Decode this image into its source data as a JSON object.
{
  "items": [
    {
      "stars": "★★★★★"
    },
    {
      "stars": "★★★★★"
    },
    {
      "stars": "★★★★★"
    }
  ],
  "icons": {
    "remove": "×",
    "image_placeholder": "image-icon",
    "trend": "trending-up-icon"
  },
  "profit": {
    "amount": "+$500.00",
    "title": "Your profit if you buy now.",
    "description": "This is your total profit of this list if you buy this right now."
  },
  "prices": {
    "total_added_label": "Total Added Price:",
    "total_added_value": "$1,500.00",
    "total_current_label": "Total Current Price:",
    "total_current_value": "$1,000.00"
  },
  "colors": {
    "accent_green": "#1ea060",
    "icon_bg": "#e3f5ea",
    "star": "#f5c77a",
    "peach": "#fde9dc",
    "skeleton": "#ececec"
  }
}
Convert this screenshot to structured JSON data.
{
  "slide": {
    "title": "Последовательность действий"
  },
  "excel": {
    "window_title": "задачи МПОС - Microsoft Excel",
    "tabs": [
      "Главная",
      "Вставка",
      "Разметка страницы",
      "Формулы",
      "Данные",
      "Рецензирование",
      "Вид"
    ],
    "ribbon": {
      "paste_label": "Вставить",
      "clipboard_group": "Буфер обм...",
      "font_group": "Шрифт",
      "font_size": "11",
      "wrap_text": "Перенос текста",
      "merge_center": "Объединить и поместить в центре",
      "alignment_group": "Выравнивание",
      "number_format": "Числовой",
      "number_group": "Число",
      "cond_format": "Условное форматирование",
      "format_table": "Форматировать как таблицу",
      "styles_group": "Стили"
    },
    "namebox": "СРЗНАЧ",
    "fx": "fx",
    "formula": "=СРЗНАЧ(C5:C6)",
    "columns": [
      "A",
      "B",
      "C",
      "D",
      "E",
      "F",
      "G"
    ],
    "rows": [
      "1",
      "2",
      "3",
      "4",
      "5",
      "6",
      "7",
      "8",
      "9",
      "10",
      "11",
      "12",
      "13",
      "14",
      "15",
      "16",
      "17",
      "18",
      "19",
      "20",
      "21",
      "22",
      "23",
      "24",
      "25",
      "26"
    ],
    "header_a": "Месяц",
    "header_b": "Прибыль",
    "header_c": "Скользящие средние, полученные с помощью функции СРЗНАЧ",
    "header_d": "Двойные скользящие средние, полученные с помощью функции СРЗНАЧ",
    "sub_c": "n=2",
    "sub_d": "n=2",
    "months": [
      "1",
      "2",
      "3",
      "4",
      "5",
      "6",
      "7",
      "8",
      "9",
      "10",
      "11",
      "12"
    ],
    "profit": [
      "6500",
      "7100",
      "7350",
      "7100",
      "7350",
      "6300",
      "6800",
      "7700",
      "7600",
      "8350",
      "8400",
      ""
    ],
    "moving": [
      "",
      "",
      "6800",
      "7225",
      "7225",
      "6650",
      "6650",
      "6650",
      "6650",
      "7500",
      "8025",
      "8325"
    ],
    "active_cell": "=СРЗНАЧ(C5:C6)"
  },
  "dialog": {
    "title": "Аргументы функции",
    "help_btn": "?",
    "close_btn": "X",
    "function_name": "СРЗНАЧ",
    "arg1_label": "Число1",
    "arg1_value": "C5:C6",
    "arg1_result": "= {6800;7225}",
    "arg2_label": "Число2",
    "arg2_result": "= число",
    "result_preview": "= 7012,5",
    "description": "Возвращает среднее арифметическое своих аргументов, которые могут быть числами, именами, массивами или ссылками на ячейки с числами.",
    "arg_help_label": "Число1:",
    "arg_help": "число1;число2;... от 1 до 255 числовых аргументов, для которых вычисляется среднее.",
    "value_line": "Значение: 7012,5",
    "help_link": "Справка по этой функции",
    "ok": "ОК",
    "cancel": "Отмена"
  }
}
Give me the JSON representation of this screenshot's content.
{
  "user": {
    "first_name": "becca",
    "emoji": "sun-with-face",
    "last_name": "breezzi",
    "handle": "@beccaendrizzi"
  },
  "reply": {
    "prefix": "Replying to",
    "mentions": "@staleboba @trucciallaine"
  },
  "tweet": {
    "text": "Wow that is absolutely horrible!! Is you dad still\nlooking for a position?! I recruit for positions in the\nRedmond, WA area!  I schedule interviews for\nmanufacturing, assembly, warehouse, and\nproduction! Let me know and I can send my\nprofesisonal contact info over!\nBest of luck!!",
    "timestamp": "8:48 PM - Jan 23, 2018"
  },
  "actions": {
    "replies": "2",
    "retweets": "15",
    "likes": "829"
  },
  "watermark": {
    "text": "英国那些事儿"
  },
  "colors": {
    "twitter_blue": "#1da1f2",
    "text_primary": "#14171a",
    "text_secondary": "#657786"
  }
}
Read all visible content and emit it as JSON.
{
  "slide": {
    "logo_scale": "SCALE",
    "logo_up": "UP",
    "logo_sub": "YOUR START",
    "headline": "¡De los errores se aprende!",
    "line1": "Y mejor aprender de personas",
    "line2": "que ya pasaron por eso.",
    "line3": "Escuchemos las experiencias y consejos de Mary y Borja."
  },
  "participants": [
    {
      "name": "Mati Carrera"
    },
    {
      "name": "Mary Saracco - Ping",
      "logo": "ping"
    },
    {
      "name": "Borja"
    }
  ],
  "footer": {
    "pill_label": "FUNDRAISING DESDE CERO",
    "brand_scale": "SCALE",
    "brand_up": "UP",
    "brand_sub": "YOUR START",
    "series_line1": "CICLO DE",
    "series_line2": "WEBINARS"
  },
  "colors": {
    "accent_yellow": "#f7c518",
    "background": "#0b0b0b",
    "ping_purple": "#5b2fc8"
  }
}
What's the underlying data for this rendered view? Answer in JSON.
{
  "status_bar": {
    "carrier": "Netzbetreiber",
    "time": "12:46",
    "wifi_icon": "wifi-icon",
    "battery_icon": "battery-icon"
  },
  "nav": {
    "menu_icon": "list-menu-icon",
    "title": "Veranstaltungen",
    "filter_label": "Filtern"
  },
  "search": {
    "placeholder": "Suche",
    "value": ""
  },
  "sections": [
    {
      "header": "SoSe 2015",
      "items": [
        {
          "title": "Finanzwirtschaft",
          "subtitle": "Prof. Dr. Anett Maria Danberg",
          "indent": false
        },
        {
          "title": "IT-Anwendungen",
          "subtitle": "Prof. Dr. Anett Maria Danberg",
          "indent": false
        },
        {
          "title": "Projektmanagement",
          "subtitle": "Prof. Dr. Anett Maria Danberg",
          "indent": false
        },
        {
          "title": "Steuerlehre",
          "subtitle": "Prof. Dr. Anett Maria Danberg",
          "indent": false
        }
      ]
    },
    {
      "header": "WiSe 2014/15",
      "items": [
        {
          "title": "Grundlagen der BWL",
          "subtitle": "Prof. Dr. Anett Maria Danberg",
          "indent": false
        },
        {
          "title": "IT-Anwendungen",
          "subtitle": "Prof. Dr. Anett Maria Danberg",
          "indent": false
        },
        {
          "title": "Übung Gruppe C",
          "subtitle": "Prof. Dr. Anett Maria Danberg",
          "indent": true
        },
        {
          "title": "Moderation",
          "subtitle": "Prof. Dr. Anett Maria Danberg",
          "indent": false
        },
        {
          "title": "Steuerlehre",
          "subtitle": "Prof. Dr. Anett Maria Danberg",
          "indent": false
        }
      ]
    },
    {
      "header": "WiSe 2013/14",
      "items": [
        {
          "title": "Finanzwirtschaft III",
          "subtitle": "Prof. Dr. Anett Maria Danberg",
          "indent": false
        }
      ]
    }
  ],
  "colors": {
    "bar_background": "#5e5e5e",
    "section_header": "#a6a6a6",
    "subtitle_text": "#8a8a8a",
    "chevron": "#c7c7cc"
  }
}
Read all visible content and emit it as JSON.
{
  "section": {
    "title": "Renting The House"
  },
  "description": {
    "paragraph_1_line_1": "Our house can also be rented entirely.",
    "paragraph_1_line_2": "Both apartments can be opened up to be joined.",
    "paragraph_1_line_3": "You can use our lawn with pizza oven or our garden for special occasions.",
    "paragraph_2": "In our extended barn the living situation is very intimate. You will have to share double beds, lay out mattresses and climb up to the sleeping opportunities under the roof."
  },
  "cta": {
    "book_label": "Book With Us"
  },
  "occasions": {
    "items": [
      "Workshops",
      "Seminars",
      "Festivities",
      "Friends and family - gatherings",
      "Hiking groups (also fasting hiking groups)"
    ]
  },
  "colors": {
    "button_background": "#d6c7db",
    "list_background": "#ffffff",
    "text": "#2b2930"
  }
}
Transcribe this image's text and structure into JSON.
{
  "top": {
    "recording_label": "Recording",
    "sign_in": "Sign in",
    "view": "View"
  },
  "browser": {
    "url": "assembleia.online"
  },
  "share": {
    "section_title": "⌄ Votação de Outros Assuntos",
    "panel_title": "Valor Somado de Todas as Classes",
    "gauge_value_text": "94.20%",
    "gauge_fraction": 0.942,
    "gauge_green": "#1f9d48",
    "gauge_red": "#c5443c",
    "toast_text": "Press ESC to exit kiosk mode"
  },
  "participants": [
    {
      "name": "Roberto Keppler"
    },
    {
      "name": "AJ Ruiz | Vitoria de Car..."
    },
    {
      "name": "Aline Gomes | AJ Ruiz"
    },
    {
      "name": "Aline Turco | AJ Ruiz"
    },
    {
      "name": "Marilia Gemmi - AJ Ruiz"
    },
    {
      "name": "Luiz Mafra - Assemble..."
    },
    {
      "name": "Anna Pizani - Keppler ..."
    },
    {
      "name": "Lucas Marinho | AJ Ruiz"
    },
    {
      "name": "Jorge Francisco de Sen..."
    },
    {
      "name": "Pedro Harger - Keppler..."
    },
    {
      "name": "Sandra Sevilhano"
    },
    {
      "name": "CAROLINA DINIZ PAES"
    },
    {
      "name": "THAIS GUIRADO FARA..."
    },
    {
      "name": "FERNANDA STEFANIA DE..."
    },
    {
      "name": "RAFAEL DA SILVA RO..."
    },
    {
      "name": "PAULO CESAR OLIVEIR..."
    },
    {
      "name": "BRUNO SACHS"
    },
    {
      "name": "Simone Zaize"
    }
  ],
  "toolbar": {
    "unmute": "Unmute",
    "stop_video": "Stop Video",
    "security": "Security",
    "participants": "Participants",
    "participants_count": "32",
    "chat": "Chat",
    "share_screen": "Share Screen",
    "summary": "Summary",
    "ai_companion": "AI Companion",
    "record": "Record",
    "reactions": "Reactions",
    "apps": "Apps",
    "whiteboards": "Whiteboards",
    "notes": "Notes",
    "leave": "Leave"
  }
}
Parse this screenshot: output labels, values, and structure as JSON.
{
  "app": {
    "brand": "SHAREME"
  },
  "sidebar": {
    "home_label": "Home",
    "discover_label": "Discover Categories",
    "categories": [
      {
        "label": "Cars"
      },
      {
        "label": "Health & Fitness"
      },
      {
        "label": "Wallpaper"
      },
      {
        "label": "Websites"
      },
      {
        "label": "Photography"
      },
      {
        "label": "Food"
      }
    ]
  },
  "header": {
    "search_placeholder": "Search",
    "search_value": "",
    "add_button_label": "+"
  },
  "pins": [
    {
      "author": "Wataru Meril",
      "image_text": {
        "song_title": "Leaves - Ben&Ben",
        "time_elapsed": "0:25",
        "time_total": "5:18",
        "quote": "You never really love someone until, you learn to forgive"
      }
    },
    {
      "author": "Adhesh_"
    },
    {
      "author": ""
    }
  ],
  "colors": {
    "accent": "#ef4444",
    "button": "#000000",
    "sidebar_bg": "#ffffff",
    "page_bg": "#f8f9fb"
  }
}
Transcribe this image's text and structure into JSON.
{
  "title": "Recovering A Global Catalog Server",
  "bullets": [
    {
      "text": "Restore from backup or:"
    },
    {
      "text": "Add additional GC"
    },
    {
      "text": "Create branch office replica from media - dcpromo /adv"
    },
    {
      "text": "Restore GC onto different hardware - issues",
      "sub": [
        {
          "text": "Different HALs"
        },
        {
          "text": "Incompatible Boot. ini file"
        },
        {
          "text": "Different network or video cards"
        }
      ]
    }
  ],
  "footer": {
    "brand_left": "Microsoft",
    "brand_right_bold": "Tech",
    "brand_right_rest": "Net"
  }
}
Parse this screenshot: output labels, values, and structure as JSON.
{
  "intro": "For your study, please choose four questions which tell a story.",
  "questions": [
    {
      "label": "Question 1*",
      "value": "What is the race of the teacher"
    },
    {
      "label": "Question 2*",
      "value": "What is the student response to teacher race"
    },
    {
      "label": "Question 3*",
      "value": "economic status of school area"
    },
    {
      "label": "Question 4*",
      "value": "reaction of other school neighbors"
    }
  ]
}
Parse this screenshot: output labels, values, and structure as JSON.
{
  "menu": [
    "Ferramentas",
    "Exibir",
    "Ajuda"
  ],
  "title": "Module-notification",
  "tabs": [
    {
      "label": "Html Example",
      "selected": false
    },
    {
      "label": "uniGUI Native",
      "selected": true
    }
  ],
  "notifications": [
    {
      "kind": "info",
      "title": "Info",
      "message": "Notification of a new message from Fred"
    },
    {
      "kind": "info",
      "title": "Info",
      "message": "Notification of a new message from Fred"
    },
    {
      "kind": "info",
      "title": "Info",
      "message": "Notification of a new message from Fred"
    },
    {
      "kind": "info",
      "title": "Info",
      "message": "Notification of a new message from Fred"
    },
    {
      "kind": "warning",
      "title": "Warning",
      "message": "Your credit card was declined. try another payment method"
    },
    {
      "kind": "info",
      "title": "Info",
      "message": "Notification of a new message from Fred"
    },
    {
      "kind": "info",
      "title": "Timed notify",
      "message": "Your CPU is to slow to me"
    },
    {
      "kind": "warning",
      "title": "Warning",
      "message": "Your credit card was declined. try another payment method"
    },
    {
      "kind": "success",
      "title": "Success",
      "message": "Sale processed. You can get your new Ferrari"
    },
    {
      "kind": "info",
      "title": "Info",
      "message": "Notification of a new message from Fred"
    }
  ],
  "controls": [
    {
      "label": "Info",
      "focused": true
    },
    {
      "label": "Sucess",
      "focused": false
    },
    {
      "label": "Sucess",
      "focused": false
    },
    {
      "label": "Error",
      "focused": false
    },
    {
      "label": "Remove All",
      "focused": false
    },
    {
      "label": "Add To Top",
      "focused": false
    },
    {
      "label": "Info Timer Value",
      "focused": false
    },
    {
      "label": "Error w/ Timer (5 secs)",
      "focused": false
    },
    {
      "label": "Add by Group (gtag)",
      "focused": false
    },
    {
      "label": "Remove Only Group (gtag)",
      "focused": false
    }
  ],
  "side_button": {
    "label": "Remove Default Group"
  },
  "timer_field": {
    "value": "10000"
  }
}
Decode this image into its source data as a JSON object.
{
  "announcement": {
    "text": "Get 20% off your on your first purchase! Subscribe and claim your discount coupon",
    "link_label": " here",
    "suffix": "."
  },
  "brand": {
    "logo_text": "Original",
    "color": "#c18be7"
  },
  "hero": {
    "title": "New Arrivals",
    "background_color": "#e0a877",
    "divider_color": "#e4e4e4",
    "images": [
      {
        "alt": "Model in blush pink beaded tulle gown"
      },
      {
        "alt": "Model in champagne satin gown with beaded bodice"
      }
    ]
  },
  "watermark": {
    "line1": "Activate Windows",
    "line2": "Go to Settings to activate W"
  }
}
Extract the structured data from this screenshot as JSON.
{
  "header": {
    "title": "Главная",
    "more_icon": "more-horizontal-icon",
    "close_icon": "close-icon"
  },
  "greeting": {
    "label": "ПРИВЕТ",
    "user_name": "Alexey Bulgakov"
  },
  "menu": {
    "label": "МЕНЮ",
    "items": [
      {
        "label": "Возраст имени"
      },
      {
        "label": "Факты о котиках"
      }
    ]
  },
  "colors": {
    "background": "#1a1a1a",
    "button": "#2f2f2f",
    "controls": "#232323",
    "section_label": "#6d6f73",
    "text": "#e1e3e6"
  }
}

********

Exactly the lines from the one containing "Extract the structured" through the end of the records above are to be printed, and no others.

[Solution to the problem]
Extract the structured data from this screenshot as JSON.
{
  "header": {
    "title": "Главная",
    "more_icon": "more-horizontal-icon",
    "close_icon": "close-icon"
  },
  "greeting": {
    "label": "ПРИВЕТ",
    "user_name": "Alexey Bulgakov"
  },
  "menu": {
    "label": "МЕНЮ",
    "items": [
      {
        "label": "Возраст имени"
      },
      {
        "label": "Факты о котиках"
      }
    ]
  },
  "colors": {
    "background": "#1a1a1a",
    "button": "#2f2f2f",
    "controls": "#232323",
    "section_label": "#6d6f73",
    "text": "#e1e3e6"
  }
}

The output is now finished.